Now some thoughts on how conservatives are making a mountain out of this molehill--playing racial politics with a Native issue:
Elizabeth Warren Finally Teaches a Lesson on Native Identity
By Rob Capriccioso
Donna Akers, a professor with the Department of History and Native American Studies at the University of Nebraska-Lincoln, is skeptical of the conservative outrage. “I think this is simply a cynical ploy by right-wing propagandists trying to find a piece of mud that sticks against Warren,” she says. Akers believes Republican politicians sometimes use racial issues to divide voters and to play on their insecurities. In this case, she says that the Brown campaign is trying to make it seem like a white person may have lost out on a position due to Warren’s situation. “Smearing Warren by the suggestion that she benefited unfairly by claiming Native ancestry panders to the racism extant in many sectors of the right wing—especially the working class,” Akers says. “The Republican Party today solidly embraces a thinly veiled racist agenda that privileges white Americans at the expense of Native Americans and other peoples of color in the United States.”

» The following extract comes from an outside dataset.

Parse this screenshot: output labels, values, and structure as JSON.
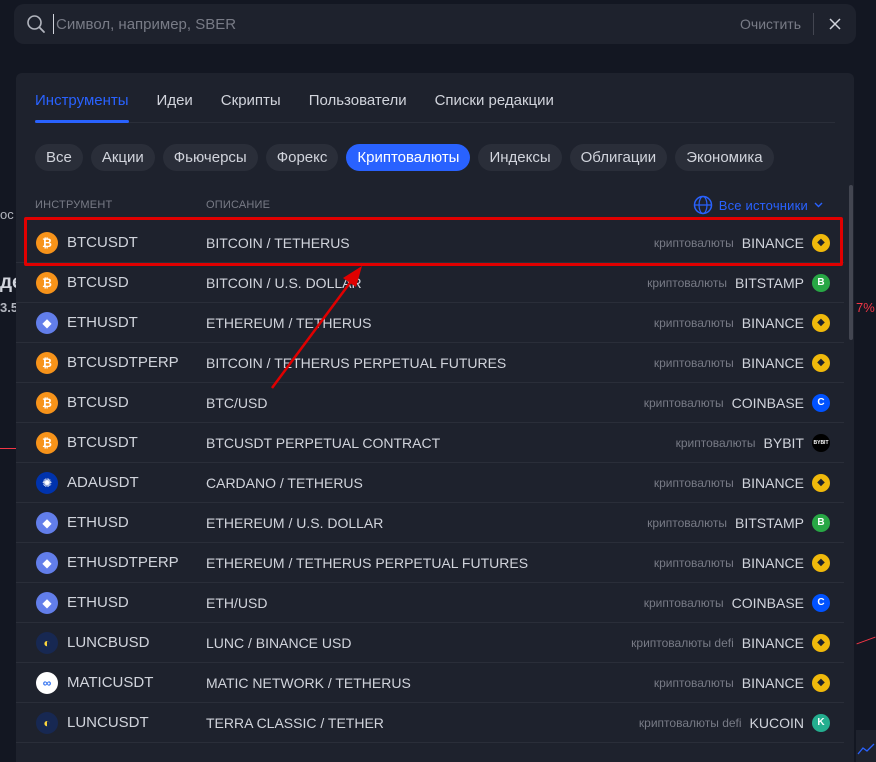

The intriguing question to explore, Indian academics say, is whether any Native candidates lost out on a chance to teach at Harvard because Warren was laying claim to an identity she knew very little about. That is a question, of course, that Republicans are not asking. And neither is the mainstream press. “The mainstream media definitely has added to this controversy due to their well-known ignorance about tribal citizenship and other tribal issues,” says Julia Good Fox, a professor at Haskell Indian Nations University. Good Fox notes that the media has largely failed to explain tribal citizenry and blood quantum issues to give context to the situation because these aren’t easy stories to tell. It’s easier to label the case “convoluted,” blame Warren, and move on to the next political gotcha story.
By Lindsey Catherine Cornum
Unfortunately, in defending herself and her choice to list herself as minority professor, Warren has relied on her own reductionist interpretations of Indianness. While she did give a sincere account about the family history she was told and raised on, she has also tried to confirm her Cherokee ancestry by pointing to the high cheekbones of her grandfather. I mean, a part of me gets it. For those of us who do not look Indian enough (which these days requires full-blown regalia or being dead) or those of us who are cut off from our tribal communities, there is a struggle to identify what exactly is Indian about us. That sometimes comes out in misguided generalizations that we know will be understood by the ignorant, Hollywood-fed American public. In many cases those ignorant, Hollywood-based images are some of the only ways we know ourselves what constitutes an authentic Indian.
If Elizabeth Warren hasn’t been a victim of racialized verbal violence before in her life, she certainly is now. Welcome to the good life.
Now that her claims are in doubt, they're attacking her for lying about her identity. For making it up. They refuse to consider the obvious alternative: that she innocently repeated her family stories of being Cherokee until she thought better of it.
There's nothing strange about that. I'm sure most people have repeated stories they couldn't prove about their family history. The difference is, Warren repeated those stories before realizing she'd undergo intense scrutiny while running for public office.
But conservatives don't care about these nuances. Either way, they've attacked her: for being an Indian, or for pretending to be one. The common theme is their fear and hatred of minorities. No other conclusion encompasses the wide variety of attacks.
If you have any doubts, read the labels again: "Pinocchio-hontas," "Chief Full-of-Lies," "Running Joke," etc. No conservative has denounced these labels; many have parroted them. Regardless of Warren's identity, therefore, many conservatives are racists.
For more on the subject, see Elizabeth Warren's Birther Moment and NAJA Criticizes "Disrespectful" Warren Puns.